How far ahead should you start planning to boost your margins when you know a labor cost increase is on the horizon? Remodeling contributors Leslie Shiner and Melanie Hodgdon provide a break down of how many days out to start looking at your budget in order to preserve your profits. Their timeline looks at estimating, selling, producing, and analyzing a job.
Labor cost increases are usually the result of wage increase, benefit changes, insurance, and other additional costs like purchasing communication devices for employees or paying for education and training.
Unfortunately, changes to the cost of labor must be covered by the company. In fact, potential cost increases must be anticipated and built into the budget long before the costs actually hit. If you want your customers to pay for labor cost increases, you need to remember that there can be a significant delay between the effect of the cost change (such as a raise) and recouping that cost through revised job pricing.
The actual amount of time can vary depending on your actual project, but in Shiner and Hodgdon's example they suggest giving 210 days between estimating a current job with current prices and starting the estimate for a new job with additional costs.
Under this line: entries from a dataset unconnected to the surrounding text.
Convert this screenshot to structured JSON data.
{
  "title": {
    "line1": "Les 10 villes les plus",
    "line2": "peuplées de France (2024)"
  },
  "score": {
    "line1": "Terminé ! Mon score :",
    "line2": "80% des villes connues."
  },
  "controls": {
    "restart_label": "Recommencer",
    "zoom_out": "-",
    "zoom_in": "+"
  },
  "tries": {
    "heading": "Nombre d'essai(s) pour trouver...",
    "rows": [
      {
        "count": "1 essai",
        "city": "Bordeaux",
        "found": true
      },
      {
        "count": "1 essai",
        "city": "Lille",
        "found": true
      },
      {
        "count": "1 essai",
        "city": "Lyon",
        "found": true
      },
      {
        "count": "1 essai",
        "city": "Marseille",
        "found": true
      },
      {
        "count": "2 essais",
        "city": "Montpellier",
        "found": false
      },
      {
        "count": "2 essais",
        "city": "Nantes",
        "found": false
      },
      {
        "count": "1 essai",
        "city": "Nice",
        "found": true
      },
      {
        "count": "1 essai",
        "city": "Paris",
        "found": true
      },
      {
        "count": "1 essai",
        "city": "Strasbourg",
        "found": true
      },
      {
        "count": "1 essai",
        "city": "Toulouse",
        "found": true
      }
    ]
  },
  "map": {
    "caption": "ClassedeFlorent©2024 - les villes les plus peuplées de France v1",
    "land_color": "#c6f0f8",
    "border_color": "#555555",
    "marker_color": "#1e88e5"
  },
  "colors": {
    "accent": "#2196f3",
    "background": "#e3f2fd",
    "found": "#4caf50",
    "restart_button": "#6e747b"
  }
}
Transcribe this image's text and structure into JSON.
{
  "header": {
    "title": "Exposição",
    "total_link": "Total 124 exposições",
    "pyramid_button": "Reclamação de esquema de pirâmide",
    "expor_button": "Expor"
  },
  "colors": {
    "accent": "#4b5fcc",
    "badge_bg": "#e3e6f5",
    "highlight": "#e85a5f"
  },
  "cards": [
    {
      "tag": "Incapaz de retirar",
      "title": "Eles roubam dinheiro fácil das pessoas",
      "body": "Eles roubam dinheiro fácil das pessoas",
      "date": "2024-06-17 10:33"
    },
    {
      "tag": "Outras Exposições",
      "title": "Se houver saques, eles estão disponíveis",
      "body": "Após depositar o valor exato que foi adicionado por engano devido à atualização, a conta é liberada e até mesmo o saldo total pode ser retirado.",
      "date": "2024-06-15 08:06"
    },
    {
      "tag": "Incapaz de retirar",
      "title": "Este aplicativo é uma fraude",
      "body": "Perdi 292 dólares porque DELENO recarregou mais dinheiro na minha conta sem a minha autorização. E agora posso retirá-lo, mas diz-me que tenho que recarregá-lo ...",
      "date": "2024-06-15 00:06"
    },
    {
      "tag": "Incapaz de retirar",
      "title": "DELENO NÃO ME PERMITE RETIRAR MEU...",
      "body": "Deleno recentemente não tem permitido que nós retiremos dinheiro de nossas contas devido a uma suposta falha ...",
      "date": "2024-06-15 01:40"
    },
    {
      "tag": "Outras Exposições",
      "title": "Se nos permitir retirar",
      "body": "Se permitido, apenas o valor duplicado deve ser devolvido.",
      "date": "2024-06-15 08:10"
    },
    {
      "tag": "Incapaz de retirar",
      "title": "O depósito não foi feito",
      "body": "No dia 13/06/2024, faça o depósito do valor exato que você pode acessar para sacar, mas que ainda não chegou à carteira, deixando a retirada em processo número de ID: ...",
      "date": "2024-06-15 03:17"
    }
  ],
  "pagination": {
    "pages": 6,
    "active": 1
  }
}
Thus, if you estimate and sell this job at the old labor rate and then give out raises, it will be 210 days before your next job (presumably estimated at the increased labor rate) will start to cover those costs.